Rube is the would-be foreman of this somewhat strange assemblage of reapers. He is also, arguably, the most sympathetic, complex, and mysterious character on the showâ€'thanks in no small part to the superb acting of Mandy Patinkin. As with the other characters on the show, no amount of space here can really hint at the depth alloted to Rube by the writers and directors of "Dead Like Me" or the skill with which Patinkin explores that depth. Suffice it to say that Rube plays a lot more like a real person (or real undead person) than any mere television contrivance. Rube is more alive as a dead man than any television character from the living world.

The very essence of "Dead Like Me" is, in fact, its willingness to explore not only the bizarre world of the reapers, but also the lives and personalities of the reapers themselves. Undead life has had (and continues to have) some pretty strange effects on these formerly-living reapers, and watching their individual responses to the problems of their bizarre occupation provides much of the humor of the show.
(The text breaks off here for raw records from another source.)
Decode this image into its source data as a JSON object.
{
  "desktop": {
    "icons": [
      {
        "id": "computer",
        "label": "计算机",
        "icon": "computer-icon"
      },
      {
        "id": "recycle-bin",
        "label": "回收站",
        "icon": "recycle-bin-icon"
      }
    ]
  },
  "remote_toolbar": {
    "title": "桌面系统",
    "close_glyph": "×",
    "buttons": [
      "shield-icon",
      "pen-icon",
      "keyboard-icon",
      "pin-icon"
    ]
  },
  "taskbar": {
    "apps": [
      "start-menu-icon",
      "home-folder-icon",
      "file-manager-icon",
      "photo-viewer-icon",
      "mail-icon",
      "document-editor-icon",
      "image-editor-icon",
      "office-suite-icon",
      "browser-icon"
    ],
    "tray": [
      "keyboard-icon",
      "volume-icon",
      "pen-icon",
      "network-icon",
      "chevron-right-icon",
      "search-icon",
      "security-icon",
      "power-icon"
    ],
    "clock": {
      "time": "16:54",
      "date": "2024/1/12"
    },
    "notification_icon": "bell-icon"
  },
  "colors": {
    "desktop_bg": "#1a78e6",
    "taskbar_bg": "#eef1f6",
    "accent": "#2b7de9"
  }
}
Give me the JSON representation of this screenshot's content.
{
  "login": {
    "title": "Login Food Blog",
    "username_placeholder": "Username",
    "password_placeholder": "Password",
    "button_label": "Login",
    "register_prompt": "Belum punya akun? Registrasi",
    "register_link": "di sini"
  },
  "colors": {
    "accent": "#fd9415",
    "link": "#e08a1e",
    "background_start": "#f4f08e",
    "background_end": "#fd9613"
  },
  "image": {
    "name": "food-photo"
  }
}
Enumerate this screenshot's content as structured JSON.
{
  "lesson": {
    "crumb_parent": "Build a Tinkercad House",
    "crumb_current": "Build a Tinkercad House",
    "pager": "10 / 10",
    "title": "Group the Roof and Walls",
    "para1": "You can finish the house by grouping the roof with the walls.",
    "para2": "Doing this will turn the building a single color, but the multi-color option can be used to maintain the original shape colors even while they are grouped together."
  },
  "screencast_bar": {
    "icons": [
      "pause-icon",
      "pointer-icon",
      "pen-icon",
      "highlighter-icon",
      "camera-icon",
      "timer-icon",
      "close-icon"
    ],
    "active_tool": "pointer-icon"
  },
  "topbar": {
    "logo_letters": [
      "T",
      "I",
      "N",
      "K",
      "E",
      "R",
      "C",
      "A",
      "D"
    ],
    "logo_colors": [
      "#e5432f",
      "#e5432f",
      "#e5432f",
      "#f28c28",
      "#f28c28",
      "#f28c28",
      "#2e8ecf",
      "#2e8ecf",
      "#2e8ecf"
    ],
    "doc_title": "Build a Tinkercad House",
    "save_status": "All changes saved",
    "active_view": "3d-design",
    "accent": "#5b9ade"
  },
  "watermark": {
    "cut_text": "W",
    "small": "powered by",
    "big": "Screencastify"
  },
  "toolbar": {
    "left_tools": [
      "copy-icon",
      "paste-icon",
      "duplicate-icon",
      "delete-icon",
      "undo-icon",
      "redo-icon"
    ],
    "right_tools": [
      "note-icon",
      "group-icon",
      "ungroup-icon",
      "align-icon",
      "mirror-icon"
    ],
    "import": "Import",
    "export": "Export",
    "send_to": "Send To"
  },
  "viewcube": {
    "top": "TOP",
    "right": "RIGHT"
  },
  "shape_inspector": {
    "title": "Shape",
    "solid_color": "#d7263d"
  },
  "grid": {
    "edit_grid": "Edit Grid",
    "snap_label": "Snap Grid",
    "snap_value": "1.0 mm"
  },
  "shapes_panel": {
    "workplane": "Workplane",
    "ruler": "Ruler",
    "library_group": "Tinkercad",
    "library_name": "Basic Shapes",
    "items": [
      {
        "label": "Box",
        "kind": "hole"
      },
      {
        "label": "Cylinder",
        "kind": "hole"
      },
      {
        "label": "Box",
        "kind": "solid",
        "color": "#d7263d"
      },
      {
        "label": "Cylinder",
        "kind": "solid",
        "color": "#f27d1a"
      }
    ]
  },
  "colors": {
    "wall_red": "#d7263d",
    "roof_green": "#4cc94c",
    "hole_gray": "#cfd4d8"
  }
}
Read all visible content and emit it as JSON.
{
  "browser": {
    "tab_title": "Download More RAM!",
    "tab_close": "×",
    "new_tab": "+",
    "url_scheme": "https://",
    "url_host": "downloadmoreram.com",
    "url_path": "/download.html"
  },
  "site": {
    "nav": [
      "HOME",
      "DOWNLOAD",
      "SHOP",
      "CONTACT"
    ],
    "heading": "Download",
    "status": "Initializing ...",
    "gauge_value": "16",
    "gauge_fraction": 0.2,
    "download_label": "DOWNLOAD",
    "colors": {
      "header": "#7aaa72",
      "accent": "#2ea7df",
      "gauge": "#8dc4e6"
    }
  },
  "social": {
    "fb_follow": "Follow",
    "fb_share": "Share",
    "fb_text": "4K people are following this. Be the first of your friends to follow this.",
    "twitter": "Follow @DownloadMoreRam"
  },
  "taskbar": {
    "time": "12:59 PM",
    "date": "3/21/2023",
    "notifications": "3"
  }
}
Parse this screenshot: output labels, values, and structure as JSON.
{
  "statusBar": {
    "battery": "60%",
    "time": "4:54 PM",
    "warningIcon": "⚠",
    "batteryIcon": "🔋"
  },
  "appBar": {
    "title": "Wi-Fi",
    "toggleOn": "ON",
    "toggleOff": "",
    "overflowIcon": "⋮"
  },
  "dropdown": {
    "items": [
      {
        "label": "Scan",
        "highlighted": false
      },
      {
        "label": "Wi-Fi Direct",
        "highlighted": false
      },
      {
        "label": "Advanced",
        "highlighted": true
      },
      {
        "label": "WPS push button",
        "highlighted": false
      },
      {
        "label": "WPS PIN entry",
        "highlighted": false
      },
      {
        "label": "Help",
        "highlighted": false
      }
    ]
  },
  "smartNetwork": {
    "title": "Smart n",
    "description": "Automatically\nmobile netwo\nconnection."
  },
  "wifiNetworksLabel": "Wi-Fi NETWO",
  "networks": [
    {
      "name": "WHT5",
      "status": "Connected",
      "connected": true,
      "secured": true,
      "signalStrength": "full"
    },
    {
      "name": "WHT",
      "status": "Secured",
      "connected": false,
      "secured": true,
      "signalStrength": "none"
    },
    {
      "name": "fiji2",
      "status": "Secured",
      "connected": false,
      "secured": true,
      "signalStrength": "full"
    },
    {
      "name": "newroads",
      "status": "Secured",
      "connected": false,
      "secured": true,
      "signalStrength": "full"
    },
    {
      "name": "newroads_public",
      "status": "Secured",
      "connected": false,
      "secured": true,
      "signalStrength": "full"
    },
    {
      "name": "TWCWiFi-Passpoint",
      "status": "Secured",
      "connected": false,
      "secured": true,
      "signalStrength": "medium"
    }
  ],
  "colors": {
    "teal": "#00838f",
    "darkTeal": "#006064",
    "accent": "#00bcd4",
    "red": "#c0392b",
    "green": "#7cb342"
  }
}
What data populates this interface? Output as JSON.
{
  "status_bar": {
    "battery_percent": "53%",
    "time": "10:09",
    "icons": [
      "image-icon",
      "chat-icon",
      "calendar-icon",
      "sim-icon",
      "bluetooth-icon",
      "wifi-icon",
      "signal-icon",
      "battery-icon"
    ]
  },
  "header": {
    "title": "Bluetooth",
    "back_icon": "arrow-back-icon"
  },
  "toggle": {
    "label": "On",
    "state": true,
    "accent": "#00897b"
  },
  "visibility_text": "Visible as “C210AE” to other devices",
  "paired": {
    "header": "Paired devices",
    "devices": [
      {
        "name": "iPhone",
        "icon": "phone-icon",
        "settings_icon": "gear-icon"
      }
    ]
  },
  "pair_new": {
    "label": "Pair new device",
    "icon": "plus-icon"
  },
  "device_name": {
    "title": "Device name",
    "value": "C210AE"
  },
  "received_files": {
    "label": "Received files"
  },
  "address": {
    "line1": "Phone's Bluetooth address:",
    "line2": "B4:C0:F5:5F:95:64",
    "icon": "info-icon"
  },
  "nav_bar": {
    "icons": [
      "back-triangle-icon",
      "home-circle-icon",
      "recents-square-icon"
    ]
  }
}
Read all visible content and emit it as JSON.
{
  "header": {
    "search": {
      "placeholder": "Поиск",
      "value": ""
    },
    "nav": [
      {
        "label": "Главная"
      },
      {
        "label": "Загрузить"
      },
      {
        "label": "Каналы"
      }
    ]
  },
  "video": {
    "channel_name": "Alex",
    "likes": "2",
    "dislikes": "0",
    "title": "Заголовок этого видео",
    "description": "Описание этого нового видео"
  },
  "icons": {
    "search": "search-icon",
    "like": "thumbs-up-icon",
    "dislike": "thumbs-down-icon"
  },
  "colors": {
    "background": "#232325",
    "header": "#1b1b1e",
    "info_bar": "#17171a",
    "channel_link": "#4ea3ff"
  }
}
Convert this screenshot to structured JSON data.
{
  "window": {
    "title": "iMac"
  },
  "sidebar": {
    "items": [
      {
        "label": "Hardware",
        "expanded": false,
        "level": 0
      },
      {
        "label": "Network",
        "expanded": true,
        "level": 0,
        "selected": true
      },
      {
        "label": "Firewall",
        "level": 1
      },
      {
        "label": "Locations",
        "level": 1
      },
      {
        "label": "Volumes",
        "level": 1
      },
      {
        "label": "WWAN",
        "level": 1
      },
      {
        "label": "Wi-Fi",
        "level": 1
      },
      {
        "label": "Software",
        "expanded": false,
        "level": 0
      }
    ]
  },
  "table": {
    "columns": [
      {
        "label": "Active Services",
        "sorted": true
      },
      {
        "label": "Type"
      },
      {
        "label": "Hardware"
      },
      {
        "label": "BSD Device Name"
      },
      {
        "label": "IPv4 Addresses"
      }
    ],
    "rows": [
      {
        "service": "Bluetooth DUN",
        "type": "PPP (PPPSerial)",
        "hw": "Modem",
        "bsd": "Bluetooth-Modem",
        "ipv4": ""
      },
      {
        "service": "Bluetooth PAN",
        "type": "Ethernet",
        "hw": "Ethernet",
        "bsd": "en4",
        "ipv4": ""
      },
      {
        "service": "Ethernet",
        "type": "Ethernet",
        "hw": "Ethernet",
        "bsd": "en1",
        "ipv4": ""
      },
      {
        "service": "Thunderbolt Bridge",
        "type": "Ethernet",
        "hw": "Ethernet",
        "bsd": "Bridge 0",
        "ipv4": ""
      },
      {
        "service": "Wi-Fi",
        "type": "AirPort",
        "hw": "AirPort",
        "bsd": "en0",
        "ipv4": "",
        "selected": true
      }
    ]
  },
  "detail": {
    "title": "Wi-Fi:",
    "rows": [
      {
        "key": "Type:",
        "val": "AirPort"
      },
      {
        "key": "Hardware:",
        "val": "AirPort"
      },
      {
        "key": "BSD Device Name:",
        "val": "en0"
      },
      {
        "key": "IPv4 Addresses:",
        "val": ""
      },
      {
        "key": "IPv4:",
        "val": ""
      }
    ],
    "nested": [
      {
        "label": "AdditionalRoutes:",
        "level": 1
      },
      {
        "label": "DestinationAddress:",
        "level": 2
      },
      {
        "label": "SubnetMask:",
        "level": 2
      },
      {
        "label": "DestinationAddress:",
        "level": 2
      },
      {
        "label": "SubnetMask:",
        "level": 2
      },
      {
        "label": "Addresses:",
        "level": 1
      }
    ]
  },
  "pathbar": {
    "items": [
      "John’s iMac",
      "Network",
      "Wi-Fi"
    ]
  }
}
And, not to leave out the living world, the creative minds behind "Dead Like Me," also frequently turn their attention to living characters on the show, from the "soon to be referred to the past tense" reaper clients to the families they leave behind (most notably George's grieving family). Just about any character is subject to being fleshed-out on this show (even dogs and frogs). A minor character named Angus Cook makes a more memorable impression in one episode of "Dead Like Me" (appropriately titled "A. Cook") than most TV series regulars will make in an entire season.

Some have compared "Dead Like Me" with shows like "Buffy the Vampire Slayer" and similar, more pedestrian, fare. But about the only thing Buffy and George have in common is youth and blonde hair. And the only thing the reapers have in common with television vampires is that they've both been around a while. Of course, one of the problems with television vampires is that they never seem to *realize* they've been around a while. They are also generally kind enough to join up with either the "good guys" or "bad guys" teams of the Buffyverse and its ilk, teams which don't exist in the universe of "Dead Like Me."

But you might want to visit the universe of "Dead Like Me" for yourself, and form your own impressions. Just don't stay too long. You might end up with a post-it note and a new job.


113 of 123 people found this review helpful.  Was this review helpful to you?

Contribute to This Page